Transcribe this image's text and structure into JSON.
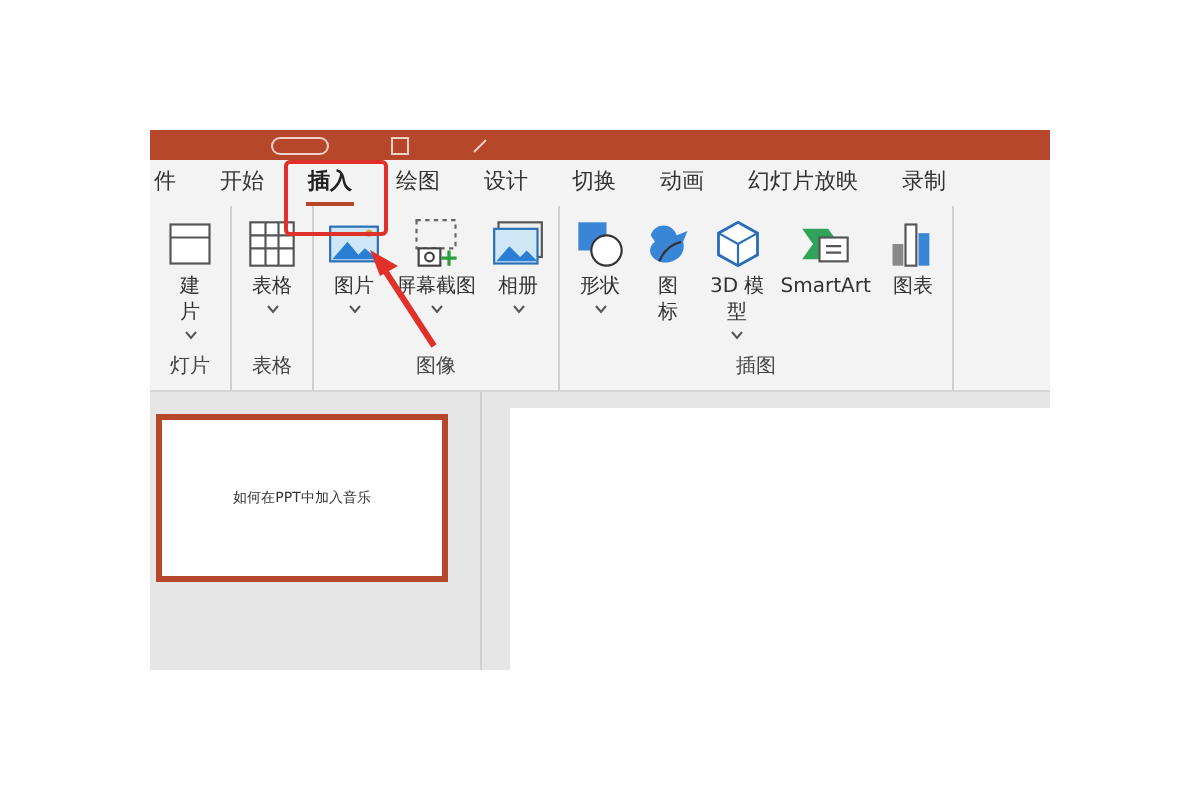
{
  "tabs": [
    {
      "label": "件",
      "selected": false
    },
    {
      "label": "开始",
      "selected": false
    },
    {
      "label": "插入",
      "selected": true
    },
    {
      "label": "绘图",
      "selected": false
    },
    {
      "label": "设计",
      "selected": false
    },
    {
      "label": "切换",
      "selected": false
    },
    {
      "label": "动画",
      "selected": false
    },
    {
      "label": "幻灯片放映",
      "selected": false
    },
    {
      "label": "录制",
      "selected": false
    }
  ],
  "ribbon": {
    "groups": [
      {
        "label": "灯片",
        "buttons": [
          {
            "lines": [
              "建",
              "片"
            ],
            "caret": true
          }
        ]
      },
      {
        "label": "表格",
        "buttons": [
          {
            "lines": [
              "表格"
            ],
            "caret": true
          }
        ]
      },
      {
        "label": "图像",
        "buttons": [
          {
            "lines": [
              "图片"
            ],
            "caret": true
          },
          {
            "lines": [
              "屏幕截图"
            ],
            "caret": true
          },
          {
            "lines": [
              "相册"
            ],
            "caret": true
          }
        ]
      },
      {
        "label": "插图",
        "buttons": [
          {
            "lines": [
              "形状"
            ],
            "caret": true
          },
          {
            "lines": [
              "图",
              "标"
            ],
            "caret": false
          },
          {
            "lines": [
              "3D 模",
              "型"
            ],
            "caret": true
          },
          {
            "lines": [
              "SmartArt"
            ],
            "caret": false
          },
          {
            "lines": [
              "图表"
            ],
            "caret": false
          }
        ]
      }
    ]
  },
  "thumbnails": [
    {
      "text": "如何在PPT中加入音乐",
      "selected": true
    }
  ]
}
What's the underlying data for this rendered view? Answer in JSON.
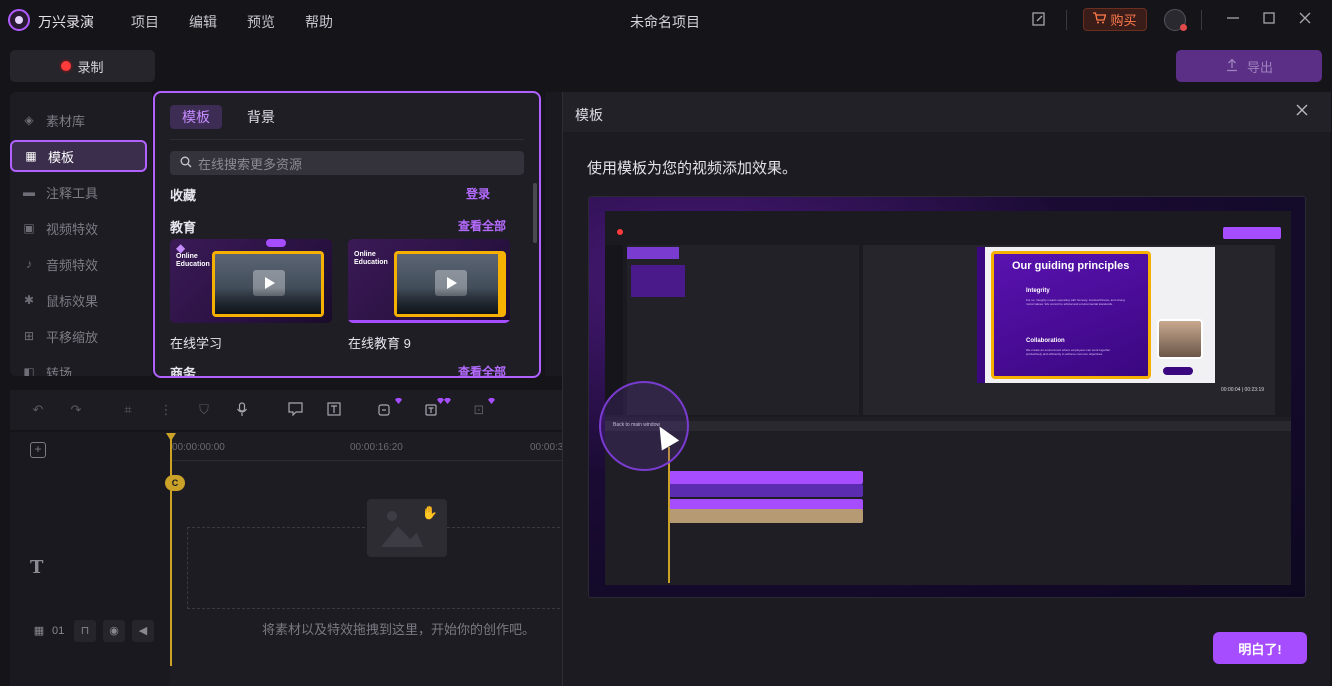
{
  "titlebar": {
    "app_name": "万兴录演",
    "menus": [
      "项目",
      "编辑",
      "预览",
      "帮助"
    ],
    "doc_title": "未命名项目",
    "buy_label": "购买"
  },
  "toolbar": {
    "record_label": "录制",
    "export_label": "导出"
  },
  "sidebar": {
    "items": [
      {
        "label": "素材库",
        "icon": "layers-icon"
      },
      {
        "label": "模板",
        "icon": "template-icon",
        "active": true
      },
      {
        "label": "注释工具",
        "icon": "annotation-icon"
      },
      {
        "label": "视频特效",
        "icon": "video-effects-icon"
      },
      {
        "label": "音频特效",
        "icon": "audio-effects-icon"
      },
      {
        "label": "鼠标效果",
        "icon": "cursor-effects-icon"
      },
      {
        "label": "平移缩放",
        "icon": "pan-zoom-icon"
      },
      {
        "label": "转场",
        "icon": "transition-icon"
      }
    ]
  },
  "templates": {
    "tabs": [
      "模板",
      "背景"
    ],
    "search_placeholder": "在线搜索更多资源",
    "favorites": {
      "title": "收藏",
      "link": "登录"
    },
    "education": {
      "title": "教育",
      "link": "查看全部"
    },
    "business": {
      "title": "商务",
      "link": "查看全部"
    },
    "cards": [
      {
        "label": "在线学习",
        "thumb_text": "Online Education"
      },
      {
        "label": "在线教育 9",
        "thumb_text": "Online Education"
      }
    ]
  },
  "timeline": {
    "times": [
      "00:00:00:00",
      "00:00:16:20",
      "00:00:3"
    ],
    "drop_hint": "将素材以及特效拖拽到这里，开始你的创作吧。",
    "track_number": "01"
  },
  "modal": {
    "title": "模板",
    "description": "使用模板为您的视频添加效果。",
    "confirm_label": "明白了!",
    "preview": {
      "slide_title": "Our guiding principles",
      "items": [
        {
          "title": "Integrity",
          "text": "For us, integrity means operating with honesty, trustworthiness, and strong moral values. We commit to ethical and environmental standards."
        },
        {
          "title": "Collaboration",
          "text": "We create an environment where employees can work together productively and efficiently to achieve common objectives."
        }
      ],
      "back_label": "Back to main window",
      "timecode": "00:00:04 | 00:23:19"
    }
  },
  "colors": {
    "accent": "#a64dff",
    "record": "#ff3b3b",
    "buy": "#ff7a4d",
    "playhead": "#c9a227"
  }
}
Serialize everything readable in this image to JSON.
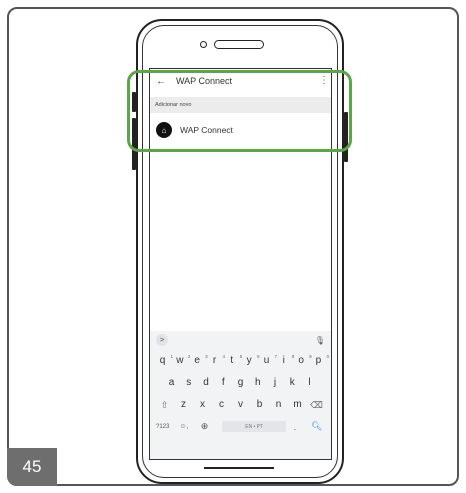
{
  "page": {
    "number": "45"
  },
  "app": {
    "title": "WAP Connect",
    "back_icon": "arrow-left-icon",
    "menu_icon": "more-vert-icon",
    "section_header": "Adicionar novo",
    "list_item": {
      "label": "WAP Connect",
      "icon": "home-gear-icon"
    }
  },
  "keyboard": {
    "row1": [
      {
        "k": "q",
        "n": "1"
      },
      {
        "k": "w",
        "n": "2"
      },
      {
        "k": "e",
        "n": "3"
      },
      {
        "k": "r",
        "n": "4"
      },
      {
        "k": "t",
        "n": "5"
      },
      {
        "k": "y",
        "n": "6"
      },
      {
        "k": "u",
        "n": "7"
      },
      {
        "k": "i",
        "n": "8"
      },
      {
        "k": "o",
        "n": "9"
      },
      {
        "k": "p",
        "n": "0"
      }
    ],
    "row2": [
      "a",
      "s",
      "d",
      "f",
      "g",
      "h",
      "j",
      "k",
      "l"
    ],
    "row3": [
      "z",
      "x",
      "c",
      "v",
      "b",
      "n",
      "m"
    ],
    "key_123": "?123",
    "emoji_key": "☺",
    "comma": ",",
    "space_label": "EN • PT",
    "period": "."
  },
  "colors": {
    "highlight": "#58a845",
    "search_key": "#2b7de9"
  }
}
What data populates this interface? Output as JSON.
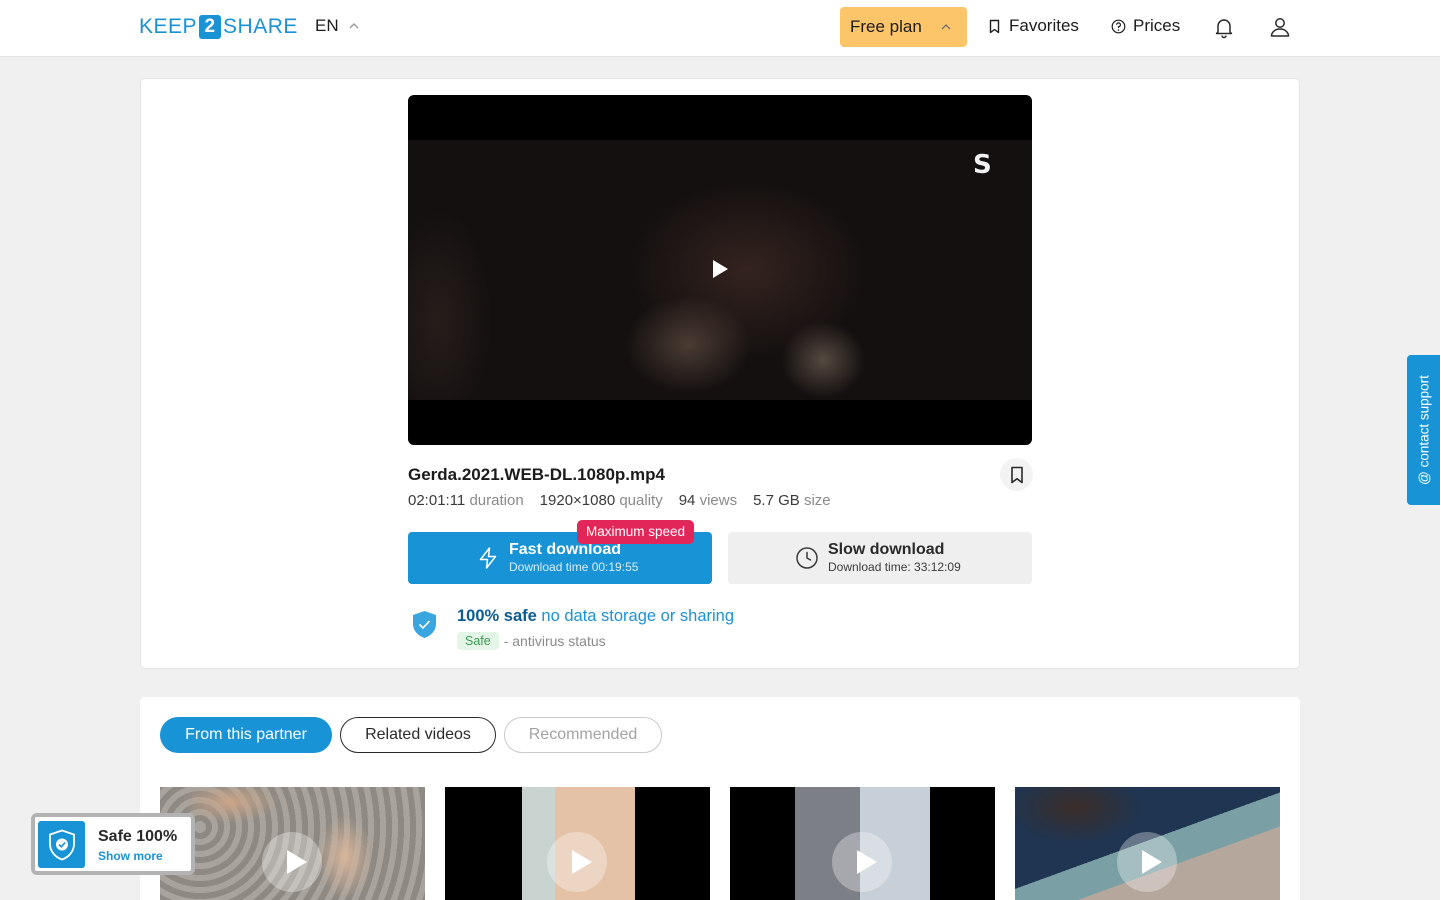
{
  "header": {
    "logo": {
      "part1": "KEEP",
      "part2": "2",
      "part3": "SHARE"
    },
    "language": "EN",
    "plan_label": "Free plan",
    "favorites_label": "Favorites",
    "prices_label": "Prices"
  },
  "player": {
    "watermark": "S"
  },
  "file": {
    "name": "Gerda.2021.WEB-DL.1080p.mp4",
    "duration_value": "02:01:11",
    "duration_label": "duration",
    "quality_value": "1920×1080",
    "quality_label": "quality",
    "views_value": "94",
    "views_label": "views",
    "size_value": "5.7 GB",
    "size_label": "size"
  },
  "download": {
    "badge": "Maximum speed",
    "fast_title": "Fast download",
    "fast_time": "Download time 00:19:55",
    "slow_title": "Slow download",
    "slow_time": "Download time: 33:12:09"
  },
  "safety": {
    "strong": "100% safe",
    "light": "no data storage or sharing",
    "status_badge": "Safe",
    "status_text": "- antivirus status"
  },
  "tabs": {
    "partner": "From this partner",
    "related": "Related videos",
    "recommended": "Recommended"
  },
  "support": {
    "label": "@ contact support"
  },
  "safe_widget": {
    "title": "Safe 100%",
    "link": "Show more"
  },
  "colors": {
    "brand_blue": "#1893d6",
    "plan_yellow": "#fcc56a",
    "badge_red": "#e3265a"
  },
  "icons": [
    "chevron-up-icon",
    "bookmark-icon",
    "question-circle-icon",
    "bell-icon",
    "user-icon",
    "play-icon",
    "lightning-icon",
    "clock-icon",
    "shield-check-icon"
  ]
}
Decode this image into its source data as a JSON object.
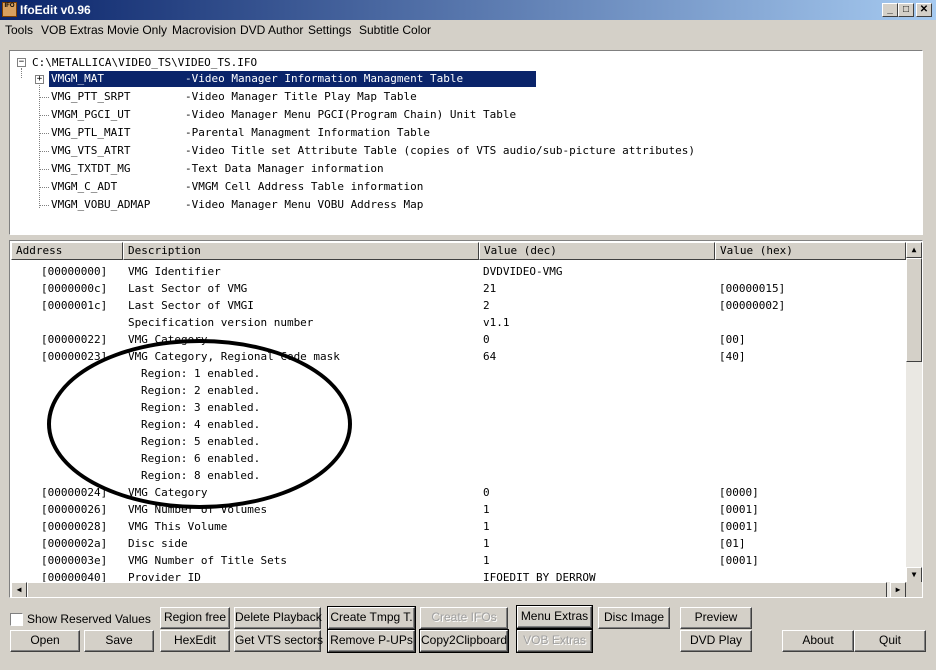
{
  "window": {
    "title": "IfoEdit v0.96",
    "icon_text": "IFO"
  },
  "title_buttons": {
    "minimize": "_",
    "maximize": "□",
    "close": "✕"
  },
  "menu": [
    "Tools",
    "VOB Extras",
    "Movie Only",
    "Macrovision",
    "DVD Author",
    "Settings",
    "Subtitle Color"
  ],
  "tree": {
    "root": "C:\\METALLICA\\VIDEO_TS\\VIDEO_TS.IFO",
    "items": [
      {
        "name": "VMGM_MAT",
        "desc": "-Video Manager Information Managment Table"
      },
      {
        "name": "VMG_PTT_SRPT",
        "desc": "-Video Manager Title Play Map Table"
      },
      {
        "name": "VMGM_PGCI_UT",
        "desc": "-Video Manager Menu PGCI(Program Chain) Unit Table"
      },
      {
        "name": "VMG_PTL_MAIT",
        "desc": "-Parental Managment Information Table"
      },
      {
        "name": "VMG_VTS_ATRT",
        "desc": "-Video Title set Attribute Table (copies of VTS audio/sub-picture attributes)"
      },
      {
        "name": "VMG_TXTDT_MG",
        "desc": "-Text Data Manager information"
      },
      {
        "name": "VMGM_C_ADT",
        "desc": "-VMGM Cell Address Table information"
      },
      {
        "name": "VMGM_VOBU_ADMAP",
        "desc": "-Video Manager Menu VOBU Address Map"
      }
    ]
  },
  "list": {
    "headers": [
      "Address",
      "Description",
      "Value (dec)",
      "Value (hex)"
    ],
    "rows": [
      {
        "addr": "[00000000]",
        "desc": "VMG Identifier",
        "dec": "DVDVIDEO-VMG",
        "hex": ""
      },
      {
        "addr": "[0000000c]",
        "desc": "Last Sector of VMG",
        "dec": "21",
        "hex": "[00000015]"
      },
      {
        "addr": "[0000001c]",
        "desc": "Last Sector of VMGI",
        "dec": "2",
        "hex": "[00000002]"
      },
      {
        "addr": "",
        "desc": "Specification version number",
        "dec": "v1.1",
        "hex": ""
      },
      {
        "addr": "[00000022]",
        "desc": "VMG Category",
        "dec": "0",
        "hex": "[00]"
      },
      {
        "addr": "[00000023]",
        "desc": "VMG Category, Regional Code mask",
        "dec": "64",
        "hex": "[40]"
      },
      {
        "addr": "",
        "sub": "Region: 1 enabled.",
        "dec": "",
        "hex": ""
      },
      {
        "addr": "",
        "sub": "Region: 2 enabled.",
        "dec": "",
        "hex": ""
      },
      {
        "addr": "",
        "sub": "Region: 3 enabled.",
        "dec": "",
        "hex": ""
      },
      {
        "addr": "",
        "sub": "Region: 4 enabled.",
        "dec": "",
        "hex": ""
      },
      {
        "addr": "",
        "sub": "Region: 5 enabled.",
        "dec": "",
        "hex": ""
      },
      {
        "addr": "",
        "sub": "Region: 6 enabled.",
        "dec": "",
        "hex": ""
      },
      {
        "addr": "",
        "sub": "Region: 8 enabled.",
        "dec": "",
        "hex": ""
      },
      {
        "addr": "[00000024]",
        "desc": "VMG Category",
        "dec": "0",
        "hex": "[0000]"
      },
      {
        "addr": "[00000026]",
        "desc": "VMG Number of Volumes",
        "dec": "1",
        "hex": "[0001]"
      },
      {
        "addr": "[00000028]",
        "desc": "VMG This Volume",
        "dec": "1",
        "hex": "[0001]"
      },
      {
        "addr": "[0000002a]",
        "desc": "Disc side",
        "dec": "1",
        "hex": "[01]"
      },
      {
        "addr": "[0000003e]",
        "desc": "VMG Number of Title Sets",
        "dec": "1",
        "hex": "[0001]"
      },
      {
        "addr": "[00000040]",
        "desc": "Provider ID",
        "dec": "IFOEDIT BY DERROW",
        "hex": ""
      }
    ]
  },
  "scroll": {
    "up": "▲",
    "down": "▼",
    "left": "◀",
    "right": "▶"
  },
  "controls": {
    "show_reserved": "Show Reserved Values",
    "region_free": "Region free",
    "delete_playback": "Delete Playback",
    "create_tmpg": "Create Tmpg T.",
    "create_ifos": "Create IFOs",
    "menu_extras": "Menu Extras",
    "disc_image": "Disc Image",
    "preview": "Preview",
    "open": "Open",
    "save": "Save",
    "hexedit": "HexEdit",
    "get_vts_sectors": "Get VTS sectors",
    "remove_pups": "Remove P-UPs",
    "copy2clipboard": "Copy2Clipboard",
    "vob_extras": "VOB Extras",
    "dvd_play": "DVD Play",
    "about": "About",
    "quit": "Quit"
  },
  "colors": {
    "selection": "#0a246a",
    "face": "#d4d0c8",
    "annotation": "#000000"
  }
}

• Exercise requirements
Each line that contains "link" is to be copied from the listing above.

• Answer for the task
      "link": "登录"
      "link": "查看全部"
      "link": "查看全部"
    "link": "Show more"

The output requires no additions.